« Reply #4 on: June 23, 2010, 12:53:20 PM »
It seems to me that if a stranger asks how many children you have it would take quite a lot of intrusive and inappropriate questions to drill down to one child's relationship with you. I would answer the question honestly and then steer the conversation in a direction that keeps me comfortable.
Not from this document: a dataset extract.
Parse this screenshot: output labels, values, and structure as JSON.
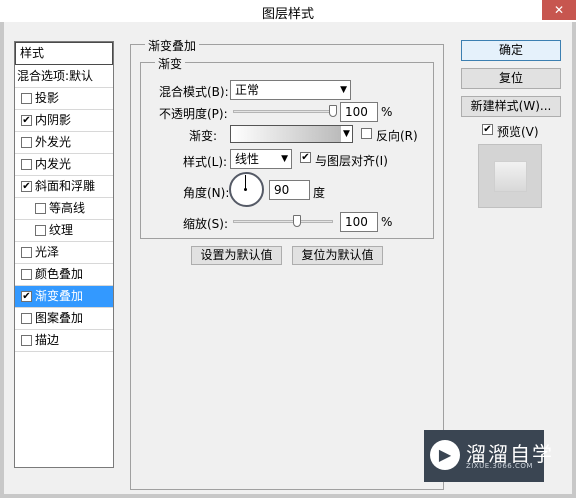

Don't forget to ask your conversational partner lots and lots of questions, the quickest way to get the conversation back on track is to ask her about her beandip.